▶ **Work task**: Exact copy without images: repeat every entry as written.

┌─ Records supplied

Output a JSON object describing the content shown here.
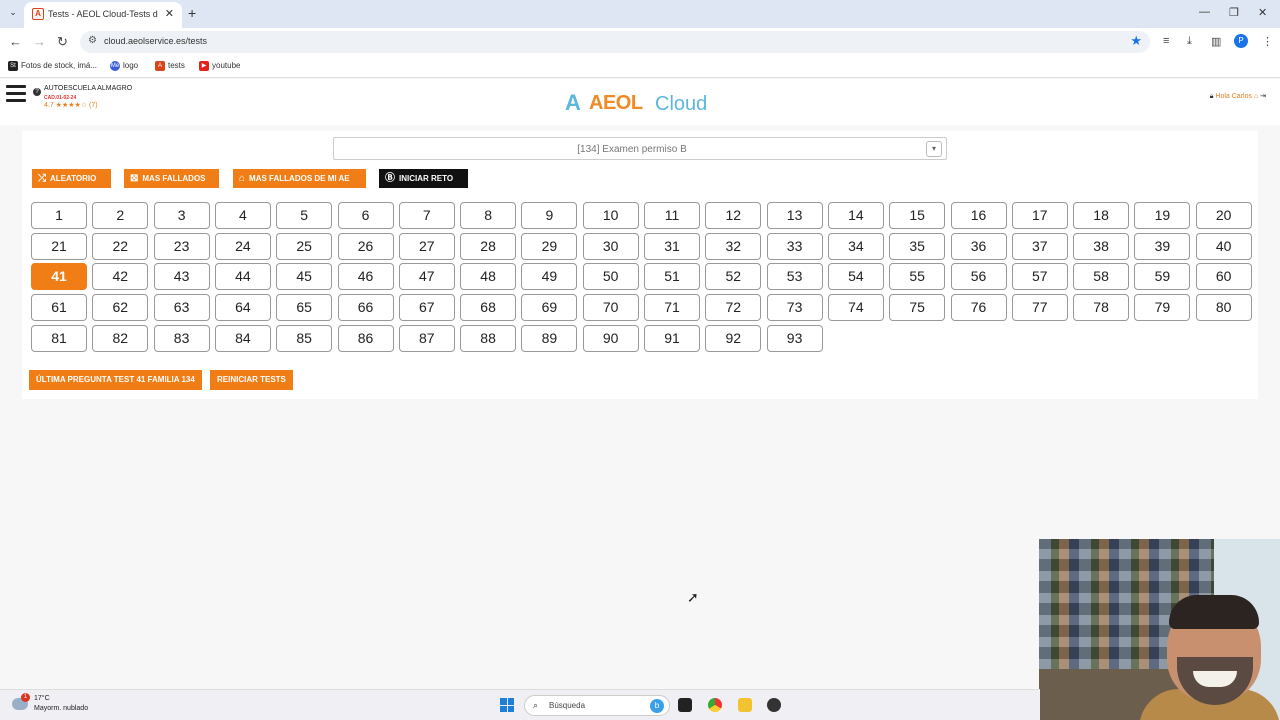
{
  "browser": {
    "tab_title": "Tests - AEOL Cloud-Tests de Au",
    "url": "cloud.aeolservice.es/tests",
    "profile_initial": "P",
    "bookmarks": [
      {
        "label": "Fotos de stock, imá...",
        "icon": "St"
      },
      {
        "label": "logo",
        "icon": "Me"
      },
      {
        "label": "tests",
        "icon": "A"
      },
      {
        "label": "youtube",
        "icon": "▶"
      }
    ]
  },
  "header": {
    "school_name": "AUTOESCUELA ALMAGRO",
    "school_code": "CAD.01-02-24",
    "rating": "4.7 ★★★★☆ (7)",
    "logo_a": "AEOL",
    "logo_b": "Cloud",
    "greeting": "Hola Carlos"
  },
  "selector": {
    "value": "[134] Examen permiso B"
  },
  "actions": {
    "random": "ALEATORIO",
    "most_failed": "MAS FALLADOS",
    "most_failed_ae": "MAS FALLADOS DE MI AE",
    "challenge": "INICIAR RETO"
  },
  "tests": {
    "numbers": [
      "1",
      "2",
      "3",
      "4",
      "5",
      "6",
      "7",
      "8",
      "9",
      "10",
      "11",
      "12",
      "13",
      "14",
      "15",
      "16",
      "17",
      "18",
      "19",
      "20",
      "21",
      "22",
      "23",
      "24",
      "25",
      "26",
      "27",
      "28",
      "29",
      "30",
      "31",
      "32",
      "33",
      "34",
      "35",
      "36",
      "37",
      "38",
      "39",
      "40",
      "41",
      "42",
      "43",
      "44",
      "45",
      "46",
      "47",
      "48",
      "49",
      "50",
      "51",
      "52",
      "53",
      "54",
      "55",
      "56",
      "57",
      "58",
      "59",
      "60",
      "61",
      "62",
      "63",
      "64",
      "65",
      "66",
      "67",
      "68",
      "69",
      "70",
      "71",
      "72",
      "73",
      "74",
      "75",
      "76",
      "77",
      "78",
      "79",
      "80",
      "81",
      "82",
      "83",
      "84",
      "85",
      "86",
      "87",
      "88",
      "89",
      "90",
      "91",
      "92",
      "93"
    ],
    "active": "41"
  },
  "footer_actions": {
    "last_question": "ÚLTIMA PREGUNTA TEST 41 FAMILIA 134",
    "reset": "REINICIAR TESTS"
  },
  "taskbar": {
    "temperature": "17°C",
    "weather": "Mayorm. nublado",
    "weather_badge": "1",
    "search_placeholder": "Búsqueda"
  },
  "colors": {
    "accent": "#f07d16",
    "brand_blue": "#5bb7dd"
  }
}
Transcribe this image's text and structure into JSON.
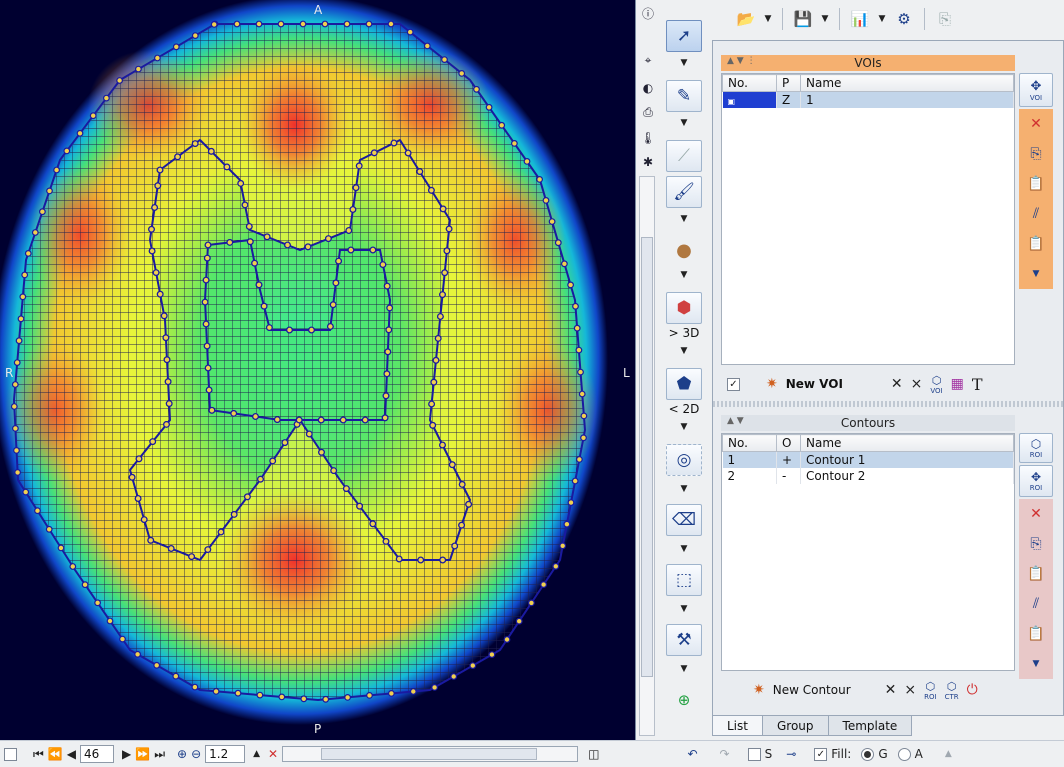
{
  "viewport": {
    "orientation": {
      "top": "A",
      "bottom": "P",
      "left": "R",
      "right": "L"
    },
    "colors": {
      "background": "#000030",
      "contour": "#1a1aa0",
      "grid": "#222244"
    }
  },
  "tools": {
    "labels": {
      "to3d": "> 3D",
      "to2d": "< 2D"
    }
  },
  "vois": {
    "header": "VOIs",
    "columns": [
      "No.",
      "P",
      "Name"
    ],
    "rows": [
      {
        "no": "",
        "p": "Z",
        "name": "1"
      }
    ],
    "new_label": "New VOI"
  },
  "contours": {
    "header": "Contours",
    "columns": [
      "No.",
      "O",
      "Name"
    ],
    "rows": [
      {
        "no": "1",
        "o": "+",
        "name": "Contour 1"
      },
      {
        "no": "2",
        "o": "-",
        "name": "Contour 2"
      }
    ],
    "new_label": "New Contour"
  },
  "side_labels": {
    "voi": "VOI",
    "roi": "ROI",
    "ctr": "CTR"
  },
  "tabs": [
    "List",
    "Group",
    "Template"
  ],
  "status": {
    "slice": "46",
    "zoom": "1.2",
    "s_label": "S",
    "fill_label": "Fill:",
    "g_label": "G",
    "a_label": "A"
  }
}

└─

▶ **Your response**:
Output a JSON object describing the content shown here.
{
  "browser": {
    "tab_title": "Tests - AEOL Cloud-Tests de Au",
    "url": "cloud.aeolservice.es/tests",
    "profile_initial": "P",
    "bookmarks": [
      {
        "label": "Fotos de stock, imá...",
        "icon": "St"
      },
      {
        "label": "logo",
        "icon": "Me"
      },
      {
        "label": "tests",
        "icon": "A"
      },
      {
        "label": "youtube",
        "icon": "▶"
      }
    ]
  },
  "header": {
    "school_name": "AUTOESCUELA ALMAGRO",
    "school_code": "CAD.01-02-24",
    "rating": "4.7 ★★★★☆ (7)",
    "logo_a": "AEOL",
    "logo_b": "Cloud",
    "greeting": "Hola Carlos"
  },
  "selector": {
    "value": "[134] Examen permiso B"
  },
  "actions": {
    "random": "ALEATORIO",
    "most_failed": "MAS FALLADOS",
    "most_failed_ae": "MAS FALLADOS DE MI AE",
    "challenge": "INICIAR RETO"
  },
  "tests": {
    "numbers": [
      "1",
      "2",
      "3",
      "4",
      "5",
      "6",
      "7",
      "8",
      "9",
      "10",
      "11",
      "12",
      "13",
      "14",
      "15",
      "16",
      "17",
      "18",
      "19",
      "20",
      "21",
      "22",
      "23",
      "24",
      "25",
      "26",
      "27",
      "28",
      "29",
      "30",
      "31",
      "32",
      "33",
      "34",
      "35",
      "36",
      "37",
      "38",
      "39",
      "40",
      "41",
      "42",
      "43",
      "44",
      "45",
      "46",
      "47",
      "48",
      "49",
      "50",
      "51",
      "52",
      "53",
      "54",
      "55",
      "56",
      "57",
      "58",
      "59",
      "60",
      "61",
      "62",
      "63",
      "64",
      "65",
      "66",
      "67",
      "68",
      "69",
      "70",
      "71",
      "72",
      "73",
      "74",
      "75",
      "76",
      "77",
      "78",
      "79",
      "80",
      "81",
      "82",
      "83",
      "84",
      "85",
      "86",
      "87",
      "88",
      "89",
      "90",
      "91",
      "92",
      "93"
    ],
    "active": "41"
  },
  "footer_actions": {
    "last_question": "ÚLTIMA PREGUNTA TEST 41 FAMILIA 134",
    "reset": "REINICIAR TESTS"
  },
  "taskbar": {
    "temperature": "17°C",
    "weather": "Mayorm. nublado",
    "weather_badge": "1",
    "search_placeholder": "Búsqueda"
  },
  "colors": {
    "accent": "#f07d16",
    "brand_blue": "#5bb7dd"
  }
}
Transcribe this image's text and structure into JSON.
{
  "viewport": {
    "orientation": {
      "top": "A",
      "bottom": "P",
      "left": "R",
      "right": "L"
    },
    "colors": {
      "background": "#000030",
      "contour": "#1a1aa0",
      "grid": "#222244"
    }
  },
  "tools": {
    "labels": {
      "to3d": "> 3D",
      "to2d": "< 2D"
    }
  },
  "vois": {
    "header": "VOIs",
    "columns": [
      "No.",
      "P",
      "Name"
    ],
    "rows": [
      {
        "no": "",
        "p": "Z",
        "name": "1"
      }
    ],
    "new_label": "New VOI"
  },
  "contours": {
    "header": "Contours",
    "columns": [
      "No.",
      "O",
      "Name"
    ],
    "rows": [
      {
        "no": "1",
        "o": "+",
        "name": "Contour 1"
      },
      {
        "no": "2",
        "o": "-",
        "name": "Contour 2"
      }
    ],
    "new_label": "New Contour"
  },
  "side_labels": {
    "voi": "VOI",
    "roi": "ROI",
    "ctr": "CTR"
  },
  "tabs": [
    "List",
    "Group",
    "Template"
  ],
  "status": {
    "slice": "46",
    "zoom": "1.2",
    "s_label": "S",
    "fill_label": "Fill:",
    "g_label": "G",
    "a_label": "A"
  }
}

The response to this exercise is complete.